Interpretation and doubt
The application of VAR in subjective contexts raises questions about who is correct, what is the truth, and how to interpret information.
For instance, when a referee calls a foul and the VAR team recommends they review their decision, the referee may see something they missed and should have considered. This is how the system is meant to work.
However, the review may also lead the referee to doubt their initial decision, because many incidents are open to interpretation and remain subjective.
At the World Cup, there will be four people on the VAR team. This means there are as many VAR officials as there are officials monitoring the game in person.
Matters of context
In some situations, the VAR team may offer a snippet of slow-motion footage to a referee (usually only seconds long) – which can lack context and miss the nuance of the situation at hand.

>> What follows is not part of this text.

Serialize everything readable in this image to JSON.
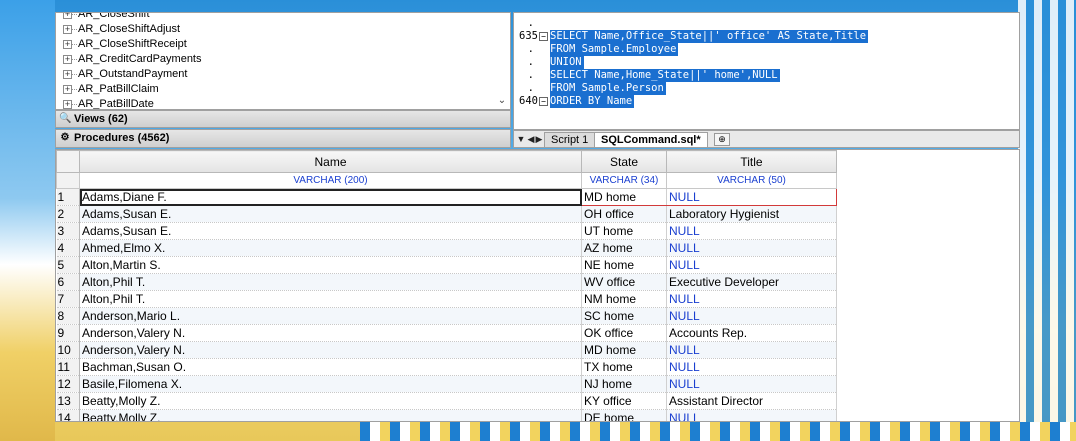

In September, a goal was scored in an English Premier League game between Newcastle United and Crystal Palace – and the VAR team immediately asked the referee to review an incident that had occurred just prior to the goal. The ref reviewed a snippet of footage, interpreted it as a foul against the goalkeeper by an attacking player, and disallowed the goal.
However, the snippet didn’t show that the attacker had himself been pushed by a defender, which was why he collided with the goalkeeper. The Professional Game Match Officials Limited later accepted the decision was wrong, but still the goal did not count.
Incidents such as these show how lack of context can result in incorrect decision reversals, because the replay is not necessarily a faithful representation of the action.
In addition to the human component, technology has its fair share of issues.
In an Italian Serie A game between Juventus and Salernitana in September, a goal was disallowed on the basis of a VAR decision – but it turned out the VAR cameras had left a crucial player out of the frame, and the goal should have stood.
Another notorious technology failure occurred in a 2020 Premier League game between Aston Villa and Sheffield United: the ball crossed the goal line but, because the goal-line cameras were obstructed by players, it failed to register with the goal decision system. The match officials, not receiving the automatic notification they expected if a goal had been scored, did not award the goal.
What these examples show is that technology struggles to offer answers to inherently messy and subjective matters.
Reality is up for grabs
So, during this World Cup, when a player makes the most of contact in the box and everyone turns to VAR and the referee to make the right decision over whether to give a penalty, it is worth acknowledging that VAR may only provide partial help. Any 50–50 call is debatable, and reality is up for grabs!
These decisions don’t take place in a vacuum. There is an intense interplay between the unfolding of the game (some games are more physical than others), players and coaches (protesting and trying to influence decisions), passionate spectators cheering and protesting, and team dynamics between the referees on the field and the VAR team.
At the World Cup repercussions for errors will be high and the spotlight will shine heavily on VAR. And yet again, a few controversies are likely to overshadow the correct decisions.
This article is republished from The Conversation is the world's leading publisher of research-based news and analysis. A unique collaboration between academics and journalists. It was written by: Stan Karanasios, The University of Queensland; Bikesh Raj Upreti, The University of Queensland, and Federico Iannacci, University of Sussex.
Stan Karanasios is a member of the Association for Information Systems.
Bikesh Raj Upreti is a member of the Association for Information Systems
Federico Iannacci does not work for, consult, own shares in or receive funding from any company or organisation that would benefit from this article, and has disclosed no relevant affiliations beyond their academic appointment.